Figure 2: Radiographs revealed ubiquitous reticular densities in the lung  elds bilaterally without effusion or hilar lymphadenopathy.


Pancreatic Adenocarcinoma

Figure 3: Computed tomography scans of the abdomen and pelvis revealed a primary lesion in the tail of the pancreas (arrow).


Pathology test results of the axillary node biopsy specimen revealed stage IV metastatic cancer—specifically, a moderately differentiated adenocarcinoma of the pancreas. Results of an interferon-γ release assay for tuberculosis were negative, and results of a histoplasmosis blood test were negative for fungal infection with Histoplasma capsulatum. Her cancer antigen (CA) 19-9 level measured 6238 U/mL (reference value, < 37 U/mL).

The patient was referred to an oncologist to discuss treatment options; ultimately, she elected for a 2-drug combination palliative chemotherapy regimen of intravenous gemcitabine and paclitaxel. Surgical resection was not an option. She died approximately 6 months after the biopsy results confirmed the presence of metastatic pancreatic cancer.

Discussion. Pancreatic cancer is generally diagnosed late, is very painful, carries a poor prognosis, and is discovered as an incidental finding.1 For a small percentage of patients—approximately 5% to 25%—surgery is a treatment option.2 If resection is not an option, a patient can elect to either undergo chemotherapy or have no treatment. Although surgical intervention was not indicated in our patient’s case of metastatic cancer, had the neoplasm been confined to the pancreas, it would have been an option that is associated with reduced morbidity and mortality rates in the first year.2

The mainstay of treatment for metastatic pancreatic cancer is combination chemotherapy aimed at improving overall survival. Survival rates typically peak at 20% for the first year compared with 3% to 7% at 5 years; the poor prognosis is related to the high likelihood of metastasis at time of diagnosis, making treatment with pancreatoduodenectomy not possible.3

CA 19-9 measurement is commonly used as an adjunct in the initial diagnostic workup of suspected cases of pancreatic cancer.4 An elevated presurgical CA 19-9 level has been found to be an independent predictor of high mortality after surgical resection in patients with biliary tract malignancies.5 Serial tumor marker tests were not performed in our patient’s case, but the results likely would have shown a progressive increase in the CA 19-9 level in the months leading to her diagnosis.6,7 However, the genotype of approximately 5% of the population makes them unable to produce CA 19-9, precluding its use as a biomarker for pancreatic cancer.4,5 

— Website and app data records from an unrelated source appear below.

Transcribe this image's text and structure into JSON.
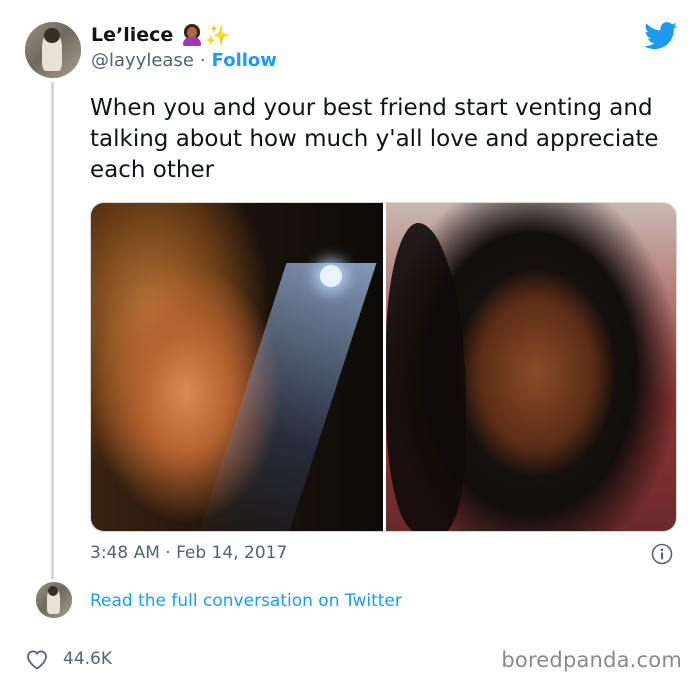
{
  "author": {
    "display_name": "Le’liece",
    "handle": "@layylease",
    "separator": "·",
    "follow_label": "Follow"
  },
  "tweet": {
    "text": "When you and your best friend start venting and talking about how much y'all love and appreciate each other",
    "timestamp": "3:48 AM · Feb 14, 2017"
  },
  "conversation_link": "Read the full conversation on Twitter",
  "engagement": {
    "likes": "44.6K"
  },
  "watermark": "boredpanda.com",
  "icons": {
    "brand": "twitter-bird-icon",
    "info": "info-icon",
    "like": "heart-icon",
    "emoji": [
      "woman-emoji-icon",
      "sparkles-icon"
    ]
  },
  "colors": {
    "accent": "#1d9bf0",
    "secondary_text": "#536471",
    "primary_text": "#0f1419",
    "thread_line": "#cfd9de"
  }
}
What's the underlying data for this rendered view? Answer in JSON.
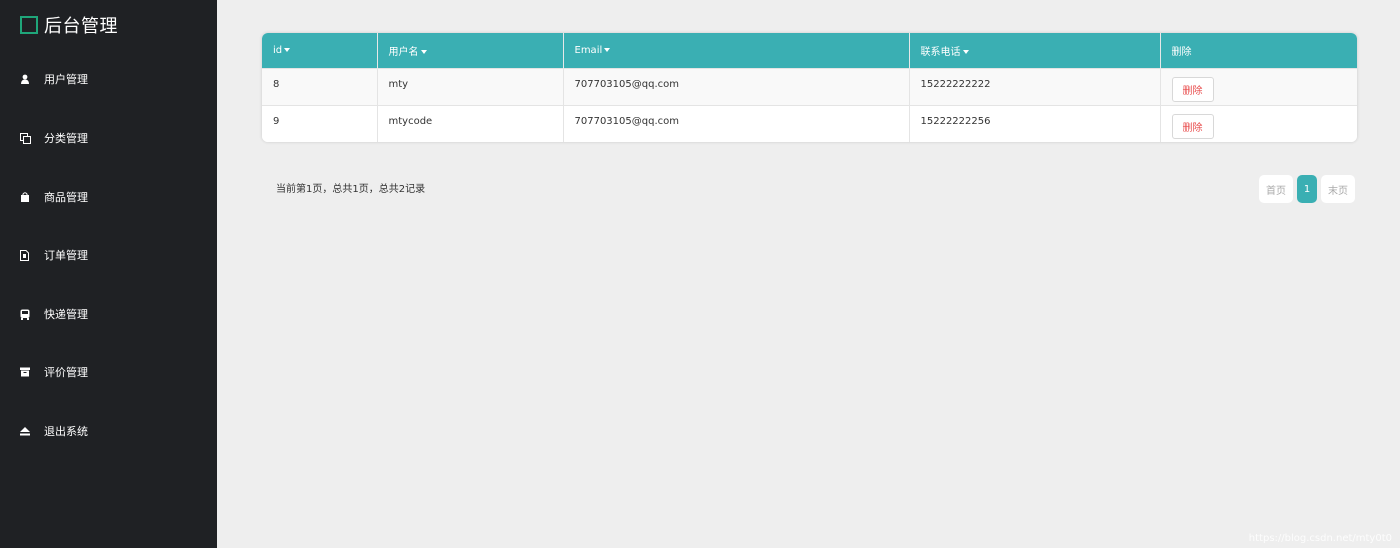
{
  "sidebar": {
    "brand": "后台管理",
    "items": [
      {
        "label": "用户管理",
        "icon": "user-icon"
      },
      {
        "label": "分类管理",
        "icon": "copy-icon"
      },
      {
        "label": "商品管理",
        "icon": "shopping-bag-icon"
      },
      {
        "label": "订单管理",
        "icon": "file-icon"
      },
      {
        "label": "快递管理",
        "icon": "bus-icon"
      },
      {
        "label": "评价管理",
        "icon": "archive-icon"
      },
      {
        "label": "退出系统",
        "icon": "eject-icon"
      }
    ]
  },
  "table": {
    "columns": [
      "id",
      "用户名",
      "Email",
      "联系电话",
      "删除"
    ],
    "rows": [
      {
        "id": "8",
        "username": "mty",
        "email": "707703105@qq.com",
        "phone": "15222222222",
        "action": "删除"
      },
      {
        "id": "9",
        "username": "mtycode",
        "email": "707703105@qq.com",
        "phone": "15222222256",
        "action": "删除"
      }
    ]
  },
  "pagination": {
    "info": "当前第1页，总共1页，总共2记录",
    "first": "首页",
    "current": "1",
    "last": "末页"
  },
  "watermark": "https://blog.csdn.net/mty0t0",
  "colors": {
    "accent": "#3aafb3",
    "sidebar_bg": "#1f2124",
    "brand_green": "#1fa67a",
    "delete_red": "#e84b4b"
  }
}
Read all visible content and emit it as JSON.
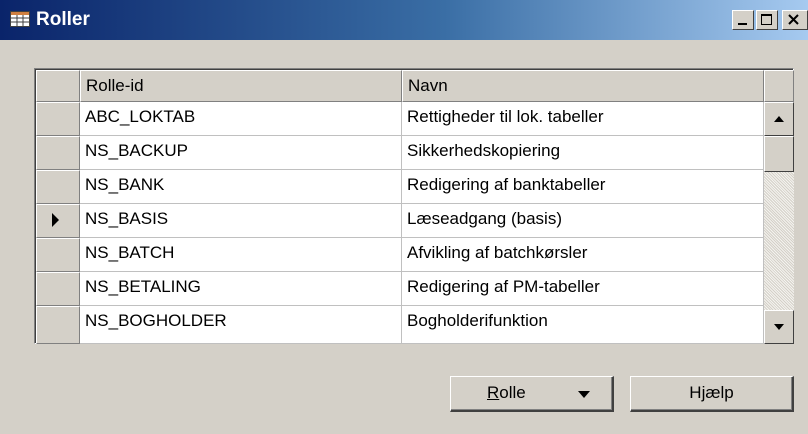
{
  "window": {
    "title": "Roller",
    "icon": "table-icon",
    "controls": [
      "minimize-icon",
      "maximize-icon",
      "close-icon"
    ]
  },
  "grid": {
    "columns": [
      "Rolle-id",
      "Navn"
    ],
    "rows": [
      {
        "id": "ABC_LOKTAB",
        "name": "Rettigheder til lok. tabeller",
        "current": false
      },
      {
        "id": "NS_BACKUP",
        "name": "Sikkerhedskopiering",
        "current": false
      },
      {
        "id": "NS_BANK",
        "name": "Redigering af banktabeller",
        "current": false
      },
      {
        "id": "NS_BASIS",
        "name": "Læseadgang (basis)",
        "current": true
      },
      {
        "id": "NS_BATCH",
        "name": "Afvikling af batchkørsler",
        "current": false
      },
      {
        "id": "NS_BETALING",
        "name": "Redigering af PM-tabeller",
        "current": false
      },
      {
        "id": "NS_BOGHOLDER",
        "name": "Bogholderifunktion",
        "current": false
      }
    ]
  },
  "buttons": {
    "rolle_underlined": "R",
    "rolle_rest": "olle",
    "help_label": "Hjælp"
  }
}
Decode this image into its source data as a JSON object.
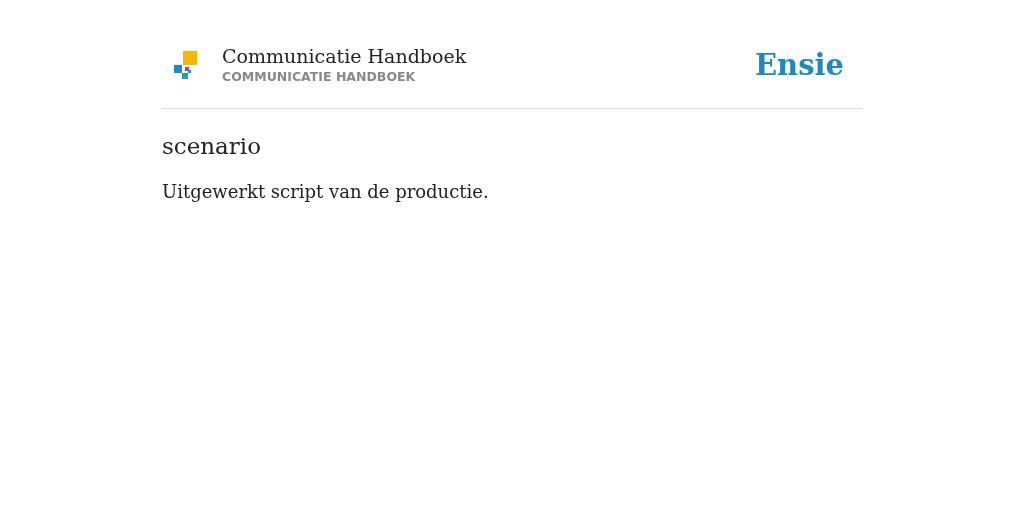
{
  "header": {
    "title": "Communicatie Handboek",
    "subtitle": "COMMUNICATIE HANDBOEK",
    "brand": "Ensie"
  },
  "term": "scenario",
  "definition": "Uitgewerkt script van de productie."
}
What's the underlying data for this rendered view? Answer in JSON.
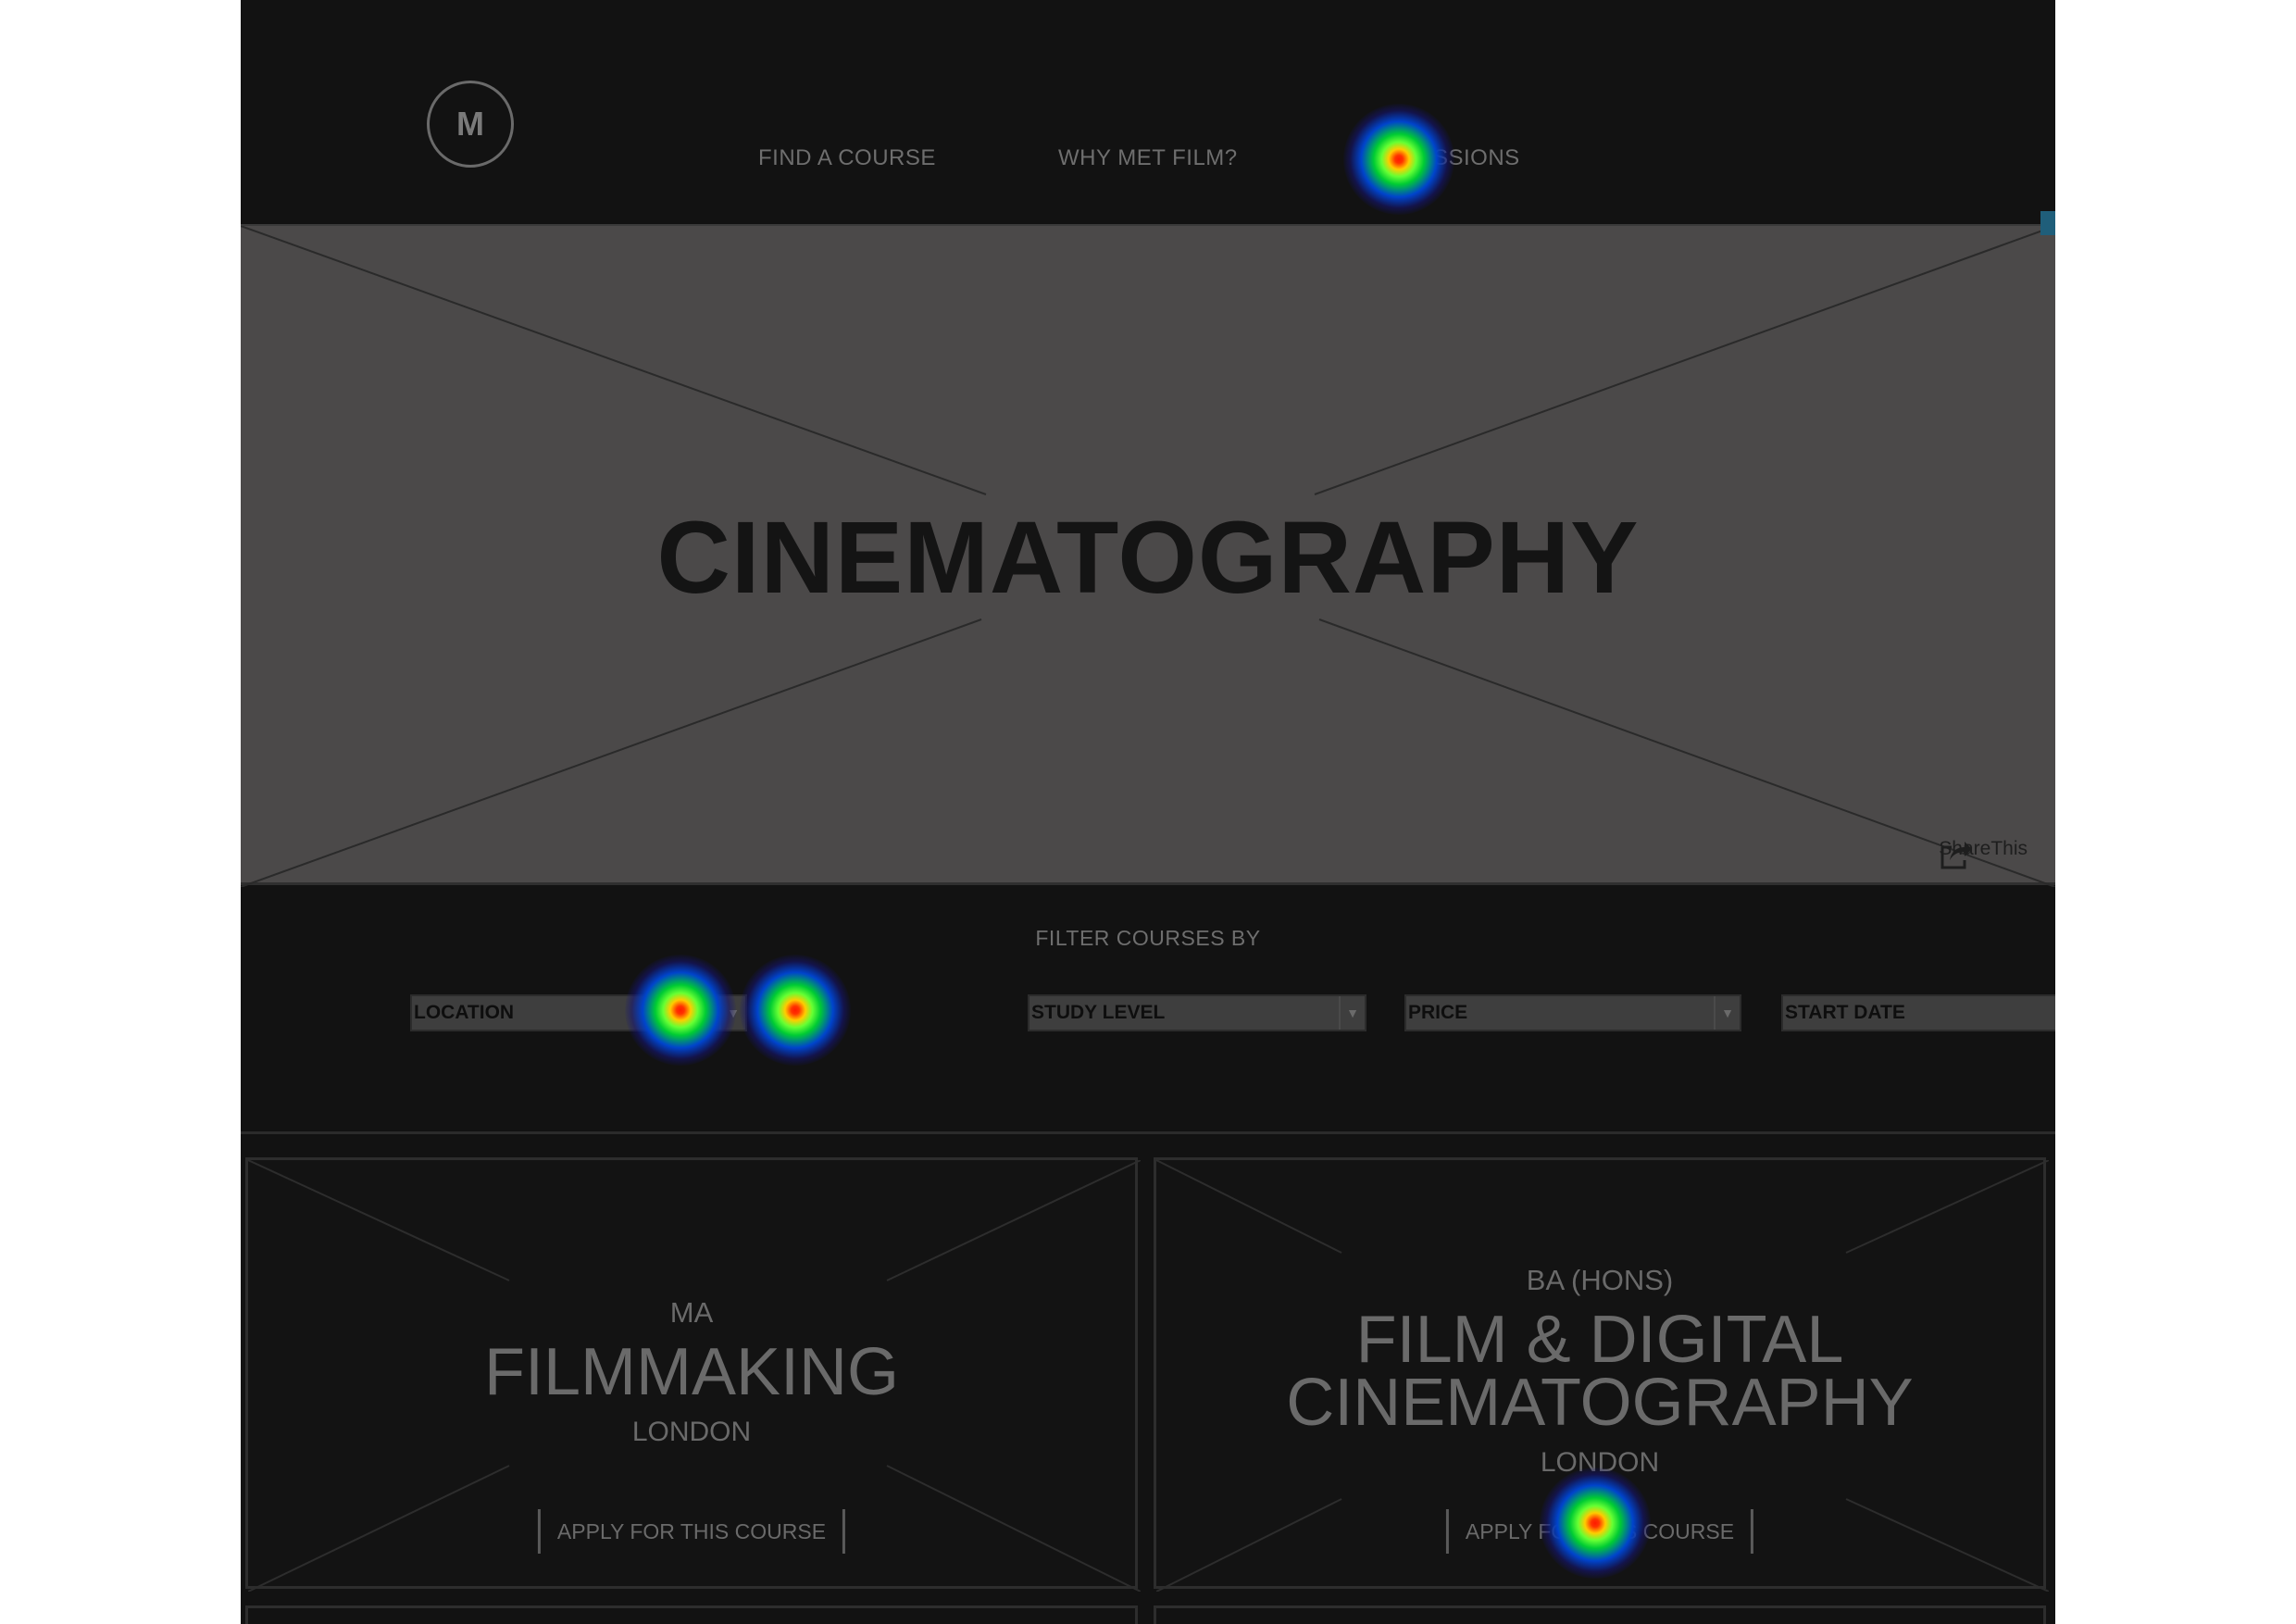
{
  "header": {
    "logo_text": "M",
    "nav": [
      "FIND A COURSE",
      "WHY MET FILM?",
      "ADMISSIONS"
    ]
  },
  "hero": {
    "title": "CINEMATOGRAPHY",
    "share_label": "ShareThis"
  },
  "filter": {
    "title": "FILTER COURSES BY",
    "selects": [
      "LOCATION",
      "STUDY LEVEL",
      "PRICE",
      "START DATE"
    ]
  },
  "courses": [
    {
      "level": "MA",
      "name_lines": [
        "FILMMAKING"
      ],
      "location": "LONDON",
      "apply_label": "APPLY FOR THIS COURSE"
    },
    {
      "level": "BA (HONS)",
      "name_lines": [
        "FILM & DIGITAL",
        "CINEMATOGRAPHY"
      ],
      "location": "LONDON",
      "apply_label": "APPLY FOR THIS COURSE"
    }
  ],
  "overlay": {
    "type": "attention heatmap",
    "colors": [
      "#ff1a00",
      "#ffcc00",
      "#66ff33",
      "#0044cc"
    ]
  }
}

  1. Wysocka O, Kulbacka J, Saczko J. Adjuvant, neoadjuvant, and experimental regimens in overcoming pancreatic ductal adenocarcinoma. Prz Gastroenterol. 2016;11(3):155-162.
  2. Baker EH, Ross SW, Seshadri R, et al. Robotic pancreaticoduodenectomy for pancreatic adenocarcinoma: role in 2014 and beyond. J Gastrointest Oncol. 2015;6(4):396-405.
  3. Jiao L, Li D. Epidemiology and prospects for prevention of pancreatic cancer. In: Neoptolemos JP, Urrutia R, Abbruzzese JL, Büchler MW, eds. Pancreatic Cancer. Vol 1. New York, NY: Springer; 2010:3-25.
  4. Goonetilleke KS, Siriwardena AK. Systematic review of carbohydrate antigen (CA 19-9) as a biochemical marker in the diagnosis of pancreatic cancer. Eur J Surg Oncol. 2007;33(3):266-270.
  5. Hatzaras I, Schmidt C, Muscarella P, Melvin WS, Ellison EC, Bloomston M. Elevated CA 19-9 portends poor prognosis in patients undergoing resection of biliary malignancies. HPB (Oxford). 2010;12(2):134-138.
  6. Tempero MA, Uchida E, Takasaki H, Burnett DA, Steplewski Z, Pour PM. Relationship of carbohydrate antigen 19-9 and Lewis antigens in pancreatic cancer. Cancer Res. 1987;47(20):5501-5503.
  7. Locker GY, Hamilton S, Harris J, et al. ASCO 2006 update of recommendations for the use of tumor markers in gastrointestinal cancer. J Clin Oncol. 2006;24(33):5313-5327.